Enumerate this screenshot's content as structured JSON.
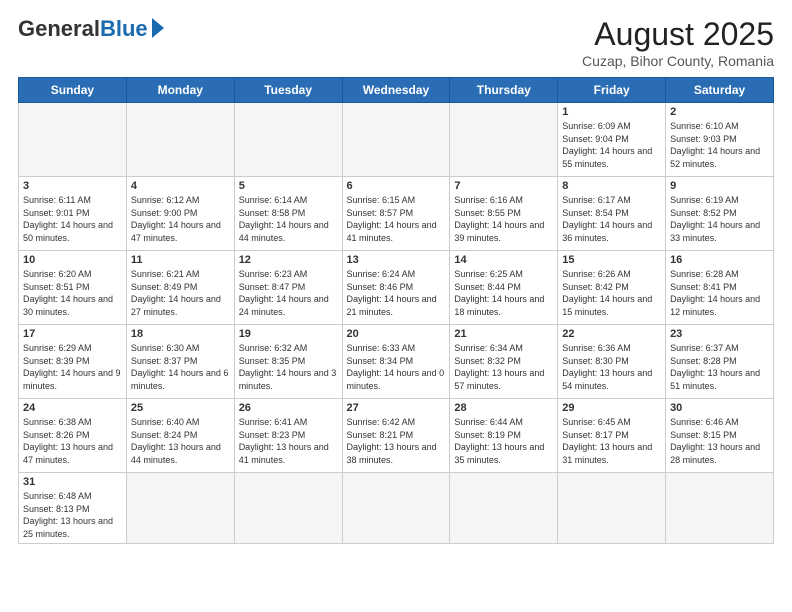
{
  "header": {
    "logo_general": "General",
    "logo_blue": "Blue",
    "month_title": "August 2025",
    "location": "Cuzap, Bihor County, Romania"
  },
  "weekdays": [
    "Sunday",
    "Monday",
    "Tuesday",
    "Wednesday",
    "Thursday",
    "Friday",
    "Saturday"
  ],
  "weeks": [
    [
      {
        "day": "",
        "info": ""
      },
      {
        "day": "",
        "info": ""
      },
      {
        "day": "",
        "info": ""
      },
      {
        "day": "",
        "info": ""
      },
      {
        "day": "",
        "info": ""
      },
      {
        "day": "1",
        "info": "Sunrise: 6:09 AM\nSunset: 9:04 PM\nDaylight: 14 hours and 55 minutes."
      },
      {
        "day": "2",
        "info": "Sunrise: 6:10 AM\nSunset: 9:03 PM\nDaylight: 14 hours and 52 minutes."
      }
    ],
    [
      {
        "day": "3",
        "info": "Sunrise: 6:11 AM\nSunset: 9:01 PM\nDaylight: 14 hours and 50 minutes."
      },
      {
        "day": "4",
        "info": "Sunrise: 6:12 AM\nSunset: 9:00 PM\nDaylight: 14 hours and 47 minutes."
      },
      {
        "day": "5",
        "info": "Sunrise: 6:14 AM\nSunset: 8:58 PM\nDaylight: 14 hours and 44 minutes."
      },
      {
        "day": "6",
        "info": "Sunrise: 6:15 AM\nSunset: 8:57 PM\nDaylight: 14 hours and 41 minutes."
      },
      {
        "day": "7",
        "info": "Sunrise: 6:16 AM\nSunset: 8:55 PM\nDaylight: 14 hours and 39 minutes."
      },
      {
        "day": "8",
        "info": "Sunrise: 6:17 AM\nSunset: 8:54 PM\nDaylight: 14 hours and 36 minutes."
      },
      {
        "day": "9",
        "info": "Sunrise: 6:19 AM\nSunset: 8:52 PM\nDaylight: 14 hours and 33 minutes."
      }
    ],
    [
      {
        "day": "10",
        "info": "Sunrise: 6:20 AM\nSunset: 8:51 PM\nDaylight: 14 hours and 30 minutes."
      },
      {
        "day": "11",
        "info": "Sunrise: 6:21 AM\nSunset: 8:49 PM\nDaylight: 14 hours and 27 minutes."
      },
      {
        "day": "12",
        "info": "Sunrise: 6:23 AM\nSunset: 8:47 PM\nDaylight: 14 hours and 24 minutes."
      },
      {
        "day": "13",
        "info": "Sunrise: 6:24 AM\nSunset: 8:46 PM\nDaylight: 14 hours and 21 minutes."
      },
      {
        "day": "14",
        "info": "Sunrise: 6:25 AM\nSunset: 8:44 PM\nDaylight: 14 hours and 18 minutes."
      },
      {
        "day": "15",
        "info": "Sunrise: 6:26 AM\nSunset: 8:42 PM\nDaylight: 14 hours and 15 minutes."
      },
      {
        "day": "16",
        "info": "Sunrise: 6:28 AM\nSunset: 8:41 PM\nDaylight: 14 hours and 12 minutes."
      }
    ],
    [
      {
        "day": "17",
        "info": "Sunrise: 6:29 AM\nSunset: 8:39 PM\nDaylight: 14 hours and 9 minutes."
      },
      {
        "day": "18",
        "info": "Sunrise: 6:30 AM\nSunset: 8:37 PM\nDaylight: 14 hours and 6 minutes."
      },
      {
        "day": "19",
        "info": "Sunrise: 6:32 AM\nSunset: 8:35 PM\nDaylight: 14 hours and 3 minutes."
      },
      {
        "day": "20",
        "info": "Sunrise: 6:33 AM\nSunset: 8:34 PM\nDaylight: 14 hours and 0 minutes."
      },
      {
        "day": "21",
        "info": "Sunrise: 6:34 AM\nSunset: 8:32 PM\nDaylight: 13 hours and 57 minutes."
      },
      {
        "day": "22",
        "info": "Sunrise: 6:36 AM\nSunset: 8:30 PM\nDaylight: 13 hours and 54 minutes."
      },
      {
        "day": "23",
        "info": "Sunrise: 6:37 AM\nSunset: 8:28 PM\nDaylight: 13 hours and 51 minutes."
      }
    ],
    [
      {
        "day": "24",
        "info": "Sunrise: 6:38 AM\nSunset: 8:26 PM\nDaylight: 13 hours and 47 minutes."
      },
      {
        "day": "25",
        "info": "Sunrise: 6:40 AM\nSunset: 8:24 PM\nDaylight: 13 hours and 44 minutes."
      },
      {
        "day": "26",
        "info": "Sunrise: 6:41 AM\nSunset: 8:23 PM\nDaylight: 13 hours and 41 minutes."
      },
      {
        "day": "27",
        "info": "Sunrise: 6:42 AM\nSunset: 8:21 PM\nDaylight: 13 hours and 38 minutes."
      },
      {
        "day": "28",
        "info": "Sunrise: 6:44 AM\nSunset: 8:19 PM\nDaylight: 13 hours and 35 minutes."
      },
      {
        "day": "29",
        "info": "Sunrise: 6:45 AM\nSunset: 8:17 PM\nDaylight: 13 hours and 31 minutes."
      },
      {
        "day": "30",
        "info": "Sunrise: 6:46 AM\nSunset: 8:15 PM\nDaylight: 13 hours and 28 minutes."
      }
    ],
    [
      {
        "day": "31",
        "info": "Sunrise: 6:48 AM\nSunset: 8:13 PM\nDaylight: 13 hours and 25 minutes."
      },
      {
        "day": "",
        "info": ""
      },
      {
        "day": "",
        "info": ""
      },
      {
        "day": "",
        "info": ""
      },
      {
        "day": "",
        "info": ""
      },
      {
        "day": "",
        "info": ""
      },
      {
        "day": "",
        "info": ""
      }
    ]
  ]
}
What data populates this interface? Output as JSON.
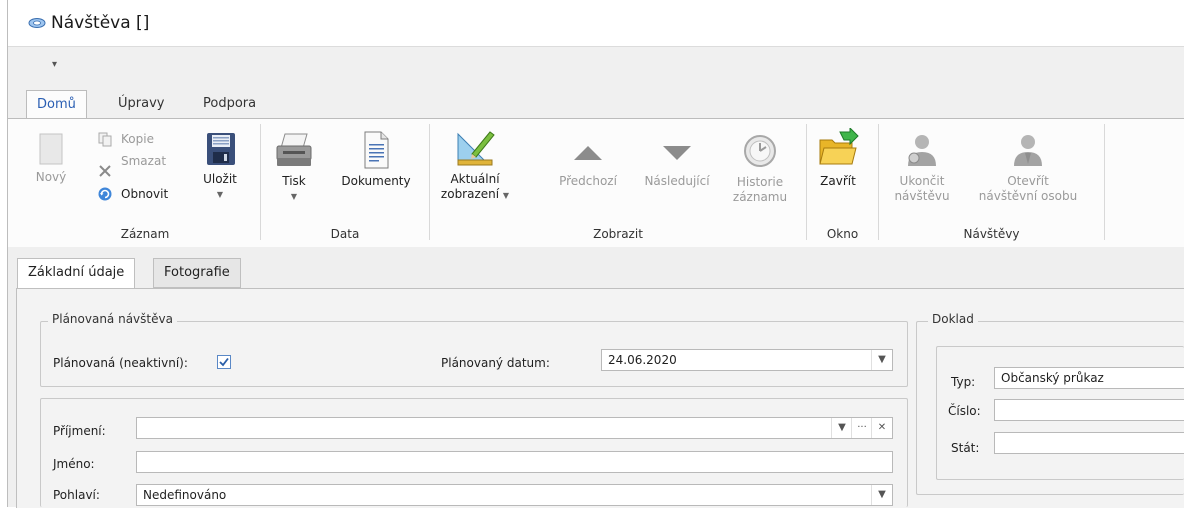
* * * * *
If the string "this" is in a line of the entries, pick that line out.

Enumerate this screenshot's content as structured JSON.
What data populates this interface? Output as JSON.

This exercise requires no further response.